Of course it's a challenge what the camera will actually photograph in telling a story like this one, 400 years after the events under consideration.Read more ›
I’m willing to concede many of Shapiro’s major surmises, however, such as how events of the day may have impacted Shakespeare’s writings, for they mostly make perfect sense; but one must view this program with just a pinch of salt, at least when it comes to Shakespeare’s biography.
But the play’s the thing, is it not? And Shapiro’s knowledge of the time and key events in the reign of King James I is the real meat of the story, drawing us in with a fresh perspective on Shakespeare’s works that has rarely, if ever, (to my knowledge) been considered before.

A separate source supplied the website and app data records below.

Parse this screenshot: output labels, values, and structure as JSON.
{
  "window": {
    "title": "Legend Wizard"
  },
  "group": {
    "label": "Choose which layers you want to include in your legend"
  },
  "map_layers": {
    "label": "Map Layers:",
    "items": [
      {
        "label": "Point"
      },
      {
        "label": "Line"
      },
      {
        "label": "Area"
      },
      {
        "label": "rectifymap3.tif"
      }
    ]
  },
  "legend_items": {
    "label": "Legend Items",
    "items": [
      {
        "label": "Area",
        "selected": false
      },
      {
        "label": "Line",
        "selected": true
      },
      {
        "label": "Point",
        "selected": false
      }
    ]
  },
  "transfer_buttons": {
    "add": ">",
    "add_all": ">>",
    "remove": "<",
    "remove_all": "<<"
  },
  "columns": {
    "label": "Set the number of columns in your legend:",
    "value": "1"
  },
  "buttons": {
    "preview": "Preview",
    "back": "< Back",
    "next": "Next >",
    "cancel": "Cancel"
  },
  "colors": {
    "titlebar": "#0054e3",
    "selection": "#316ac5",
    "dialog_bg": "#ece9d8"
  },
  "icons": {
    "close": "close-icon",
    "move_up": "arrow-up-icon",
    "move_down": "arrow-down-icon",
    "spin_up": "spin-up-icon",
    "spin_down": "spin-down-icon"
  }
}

And that consideration is Shakespeare as Jacobean playwright (meaning he wrote during the reign of King James) as opposed to being solely a product of the Elizabethan era, which many people assume. As Shapiro delves deep into the events and changes of the time, the significance of this “discovery” becomes fascinatingly apparent.
This is the ultimate value of this outstanding three episode series: how it provides new insight into some of the most important plays in world literature. Not an easy task.Read more ›

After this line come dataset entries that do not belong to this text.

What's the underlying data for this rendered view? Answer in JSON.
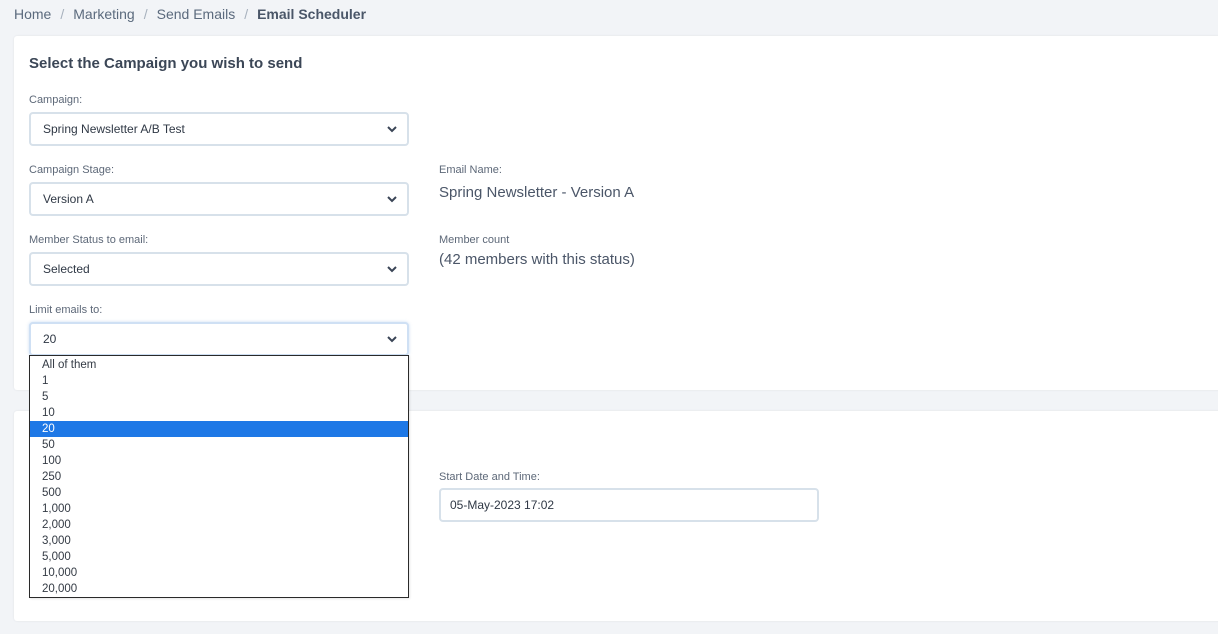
{
  "breadcrumb": {
    "items": [
      "Home",
      "Marketing",
      "Send Emails"
    ],
    "current": "Email Scheduler",
    "separator": "/"
  },
  "campaign_card": {
    "title": "Select the Campaign you wish to send",
    "campaign_label": "Campaign:",
    "campaign_value": "Spring Newsletter A/B Test",
    "stage_label": "Campaign Stage:",
    "stage_value": "Version A",
    "member_status_label": "Member Status to email:",
    "member_status_value": "Selected",
    "limit_label": "Limit emails to:",
    "limit_value": "20",
    "email_name_label": "Email Name:",
    "email_name_value": "Spring Newsletter - Version A",
    "member_count_label": "Member count",
    "member_count_value": "(42 members with this status)"
  },
  "schedule_card": {
    "start_label": "Start Date and Time:",
    "start_value": "05-May-2023 17:02"
  },
  "limit_dropdown": {
    "options": [
      "All of them",
      "1",
      "5",
      "10",
      "20",
      "50",
      "100",
      "250",
      "500",
      "1,000",
      "2,000",
      "3,000",
      "5,000",
      "10,000",
      "20,000"
    ],
    "selected": "20"
  },
  "colors": {
    "accent": "#2a86d8",
    "selected_option": "#1e78e6",
    "page_background": "#f2f4f7"
  },
  "icons": {
    "select_arrow": "chevron-down-icon"
  }
}
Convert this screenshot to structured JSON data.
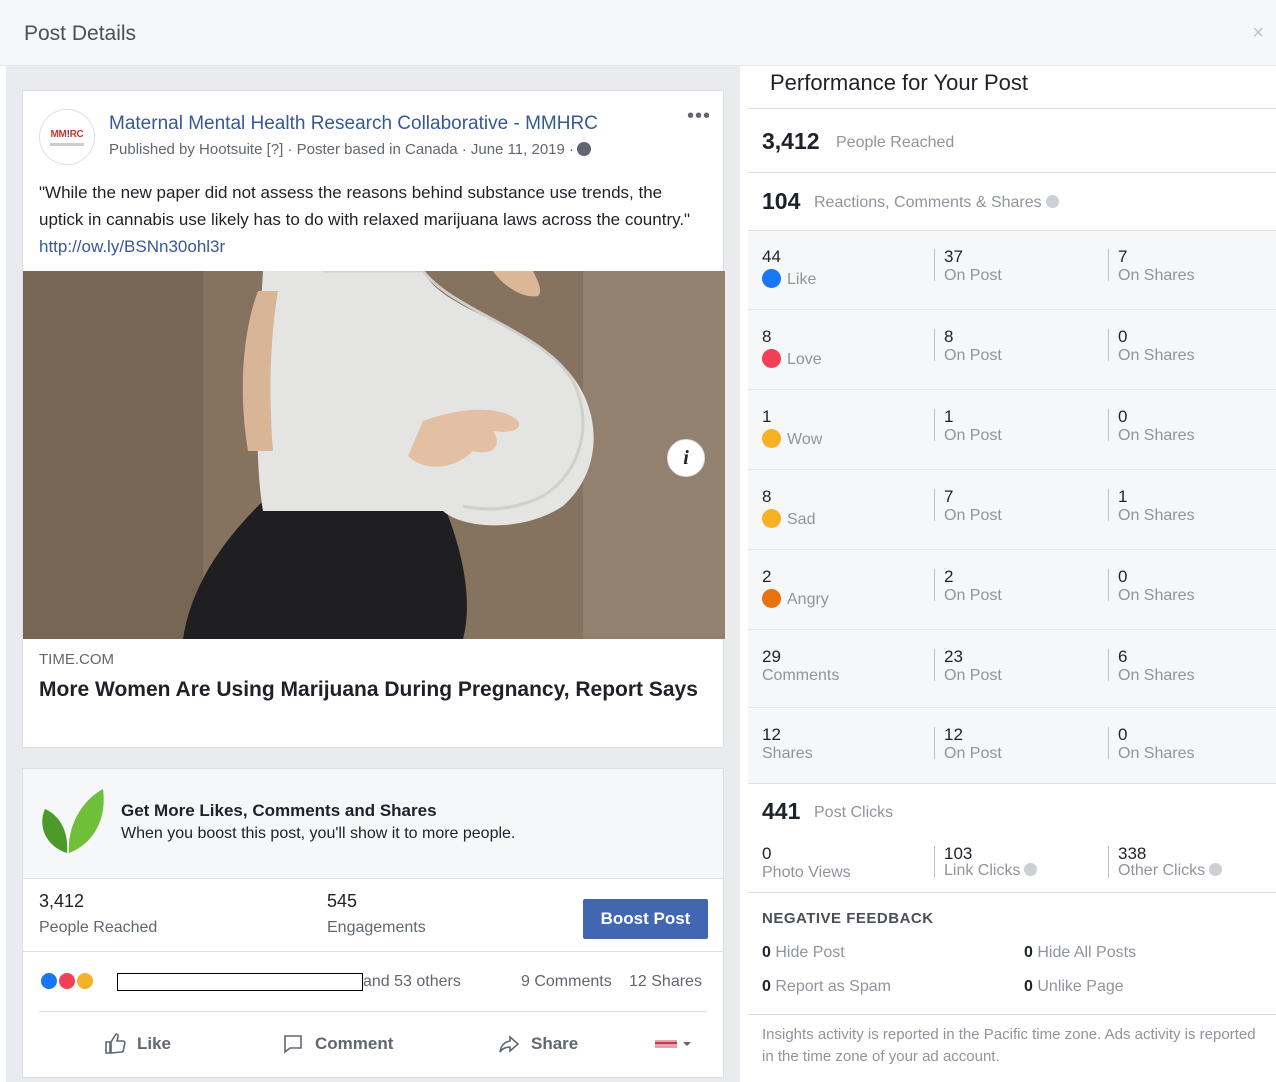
{
  "dialog": {
    "title": "Post Details",
    "close": "×"
  },
  "post": {
    "page_logo_text_left": "MM",
    "page_logo_text_mid": "!",
    "page_logo_text_right": "RC",
    "page_name": "Maternal Mental Health Research Collaborative - MMHRC",
    "meta": "Published by Hootsuite [?] · Poster based in Canada · June 11, 2019 ·",
    "more": "•••",
    "text": "\"While the new paper did not assess the reasons behind substance use trends, the uptick in cannabis use likely has to do with relaxed marijuana laws across the country.\"",
    "link_url": "http://ow.ly/BSNn30ohl3r",
    "image_info": "i",
    "link_source": "TIME.COM",
    "link_title": "More Women Are Using Marijuana During Pregnancy, Report Says"
  },
  "boost": {
    "title": "Get More Likes, Comments and Shares",
    "subtitle": "When you boost this post, you'll show it to more people.",
    "reached_value": "3,412",
    "reached_label": "People Reached",
    "engagements_value": "545",
    "engagements_label": "Engagements",
    "button": "Boost Post"
  },
  "reactions_bar": {
    "others": "and 53 others",
    "comments": "9 Comments",
    "shares": "12 Shares"
  },
  "actions": {
    "like": "Like",
    "comment": "Comment",
    "share": "Share"
  },
  "performance": {
    "title": "Performance for Your Post",
    "reached_value": "3,412",
    "reached_label": "People Reached",
    "engagement_value": "104",
    "engagement_label": "Reactions, Comments & Shares",
    "rows": [
      {
        "total": "44",
        "label": "Like",
        "icon": "like-icon",
        "on_post": "37",
        "on_shares": "7"
      },
      {
        "total": "8",
        "label": "Love",
        "icon": "love-icon",
        "on_post": "8",
        "on_shares": "0"
      },
      {
        "total": "1",
        "label": "Wow",
        "icon": "wow-icon",
        "on_post": "1",
        "on_shares": "0"
      },
      {
        "total": "8",
        "label": "Sad",
        "icon": "sad-icon",
        "on_post": "7",
        "on_shares": "1"
      },
      {
        "total": "2",
        "label": "Angry",
        "icon": "angry-icon",
        "on_post": "2",
        "on_shares": "0"
      },
      {
        "total": "29",
        "label": "Comments",
        "icon": "",
        "on_post": "23",
        "on_shares": "6"
      },
      {
        "total": "12",
        "label": "Shares",
        "icon": "",
        "on_post": "12",
        "on_shares": "0"
      }
    ],
    "on_post_label": "On Post",
    "on_shares_label": "On Shares",
    "clicks_value": "441",
    "clicks_label": "Post Clicks",
    "photo_views_value": "0",
    "photo_views_label": "Photo Views",
    "link_clicks_value": "103",
    "link_clicks_label": "Link Clicks",
    "other_clicks_value": "338",
    "other_clicks_label": "Other Clicks",
    "negative_heading": "NEGATIVE FEEDBACK",
    "negative": [
      {
        "value": "0",
        "label": "Hide Post"
      },
      {
        "value": "0",
        "label": "Hide All Posts"
      },
      {
        "value": "0",
        "label": "Report as Spam"
      },
      {
        "value": "0",
        "label": "Unlike Page"
      }
    ],
    "footnote": "Insights activity is reported in the Pacific time zone. Ads activity is reported in the time zone of your ad account."
  },
  "colors": {
    "facebook_blue": "#4267b2",
    "link_blue": "#365899",
    "like_blue": "#1877f2",
    "love_red": "#f33e58",
    "reaction_yellow": "#f7b125",
    "angry_orange": "#e9710f",
    "leaf_green": "#5fa83a"
  }
}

Most Recent Customer Reviews
Informative, but very slow, and too much filler and dead air for use in classes.Published 17 months ago by Gwen Crane
Very interesting, informative and intelligent. Excellent. I enjoyed it immensely and learned a bit too. I can only recommend it.Published 18 months ago by Daniel McCullough
I purchased this DVD after I had seen some of this program on UK TV. I liked it so much I wanted to see it again. I love the documentary, and am a fan of James Shapiro. Read morePublished on March 12, 2014 by Carole
Coming from James Shapiro, who wrote the excellent book about Shakespeare, 1599, this video is a big let-down. Read morePublished on August 13, 2013 by Michael Folie
It gave me a new understanding of the Jacobean plays. Good stuff for a Shakespeare buff and a history buff. It's long but if you make an evening of it you'll learn a lot.Published on July 4, 2013 by Kathy Stoker
Since the dating of the plays is entirely without factual foundation, since, for example, the play Macbeth contains at least one allusion to an event of 1583-4, and was most... Read morePublished on May 23, 2013 by steve steinburg
This set includes a bonus disc of a 1983 production of Macbeth, but most of the material is recent--in widescreen and stereo. Nicely done throughout.Published on April 29, 2013 by Stephen